2. With your forefinger, continue upwards; swing the working (purple) yarn up and over the top needle, bringing it back through between the needles.

3. With your thumb, grab the non-working (red) yarn...
(The working yarn is now IN FRONT of the bottom needle -- sorry this is a bit obscured in the photo).

... and swing it in front of the working (purple) yarn, and up and over the bottom needle.

4. After you swing the non-working (red) yarn over the needle, rotate your hand clockwise.

5. After you have rotated, use your forefinger to bring the working (purple) yarn up, over, and between the needles.

6. Then, as in step 3, grab the non-working (red) yarn with your thumb and bring it in front of the working yarn, and over the bottom needle.

You now have two stitches on your needles. From here, continue from step 4 (in which you rotate your hand).

Hope this helps to clarify Judy's Magic Cast-On in purl. Stay tuned for written instructions for Judy's Magic Rib!

Sunday, October 4, 2009

Is there a topologist in the house?

Seriously. Because I would really like to know what is the proper name for this form:
It's a double-knit moebius. But what's the mathematical name of this thing? It's got a half-twist, so it must be a moebius. But it has an inside and an outside, which means it has volume, so it can't be a moebius. So what is it? (My best guess: some kind of twisted toroidal form). If there are any topologists out there reading this, I hope you know the answer, and that you will let me know.

Here is my latest video, which explores these topics.
(View in YouTube).

Here's where this saga began...

Once upon a time I learned from Cat Bordhi's book A Treasury of Magical Knitting how to knit a moebius. Pretty cool. Then I heard through the grapevine that Judy Becker had made a doubleknit moebius, which naturally made me want to try to make my own. Only I wanted mine to be continuous, with no insertion point. The image above is what I came up with. The red crochet chain shows where the stitches came off the needles.

While I was knitting it, I was vastly curious what I would end up with if I bound off the edges separately and unfurled it, instead of grafting the edges together. So, here's what you get if you pull off the crochet chain...

Pull the sides apart...

Untwist, and voilá!
To my complete surprise, I found it to be the *exact same* form that you get if you cut an ordinary moebius down its center axis: a tube with 720 degrees (2 full turns) of twist.

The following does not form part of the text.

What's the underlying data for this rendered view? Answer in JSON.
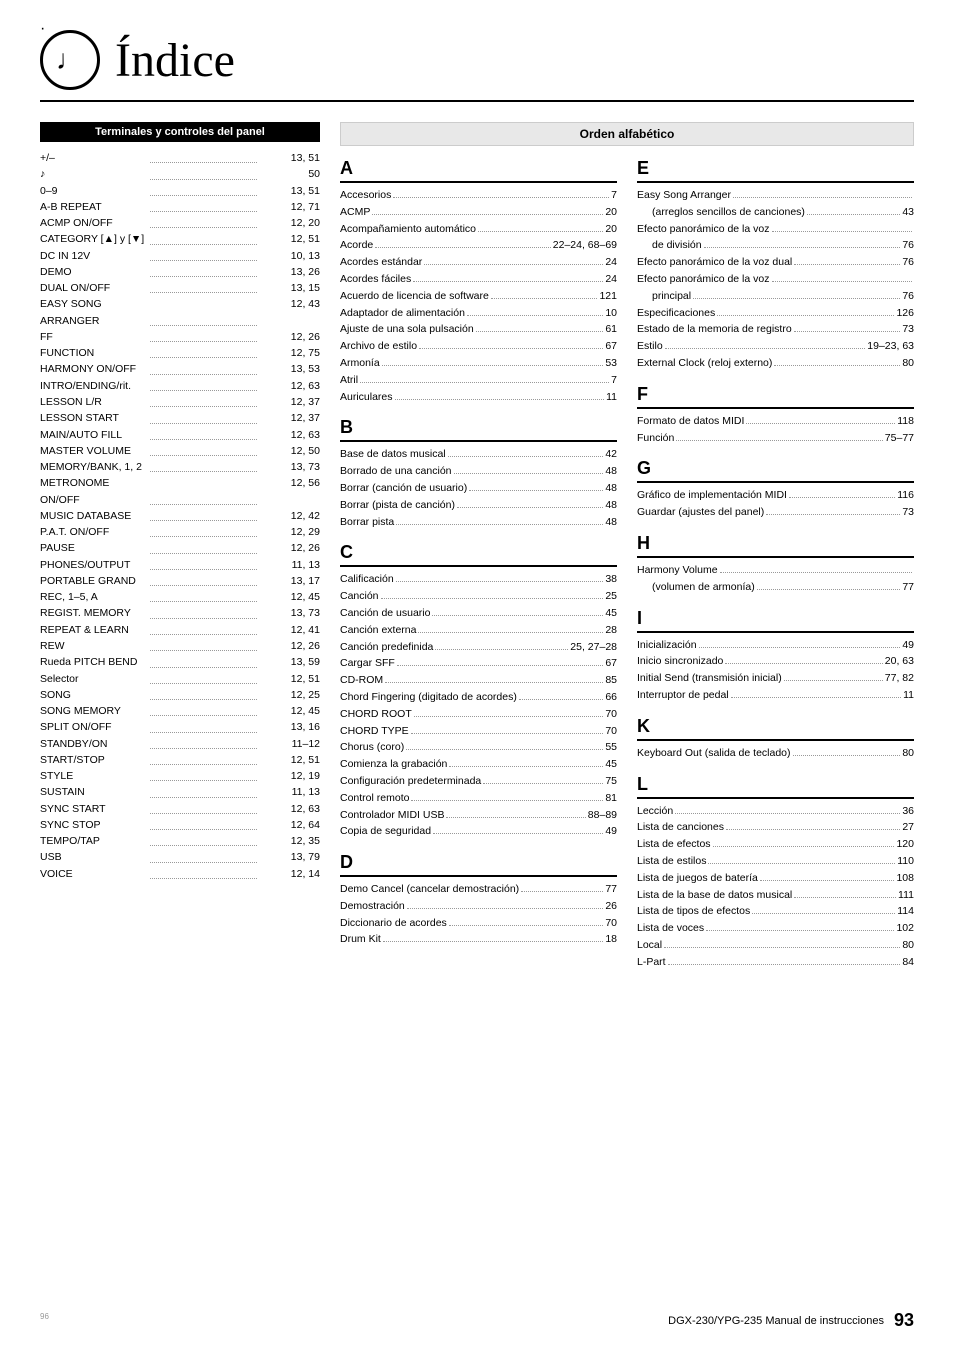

Ergo, you can take this form and re-shape it into an ordinary moebius (note how the knit and the purl sides meet in the middle here):

I don't know about you but I thought, oh man, this is way cool!!

If you stuff the closed form to give it some volume, you get this:

Note how the half-twist goes away as it gains volume, and instead you get a spiral running through the middle. Awesome!

I've continued to explore this topic and found that there are yet more ways to create a doubleknit moebius, some of which may surprise you. Stay tuned...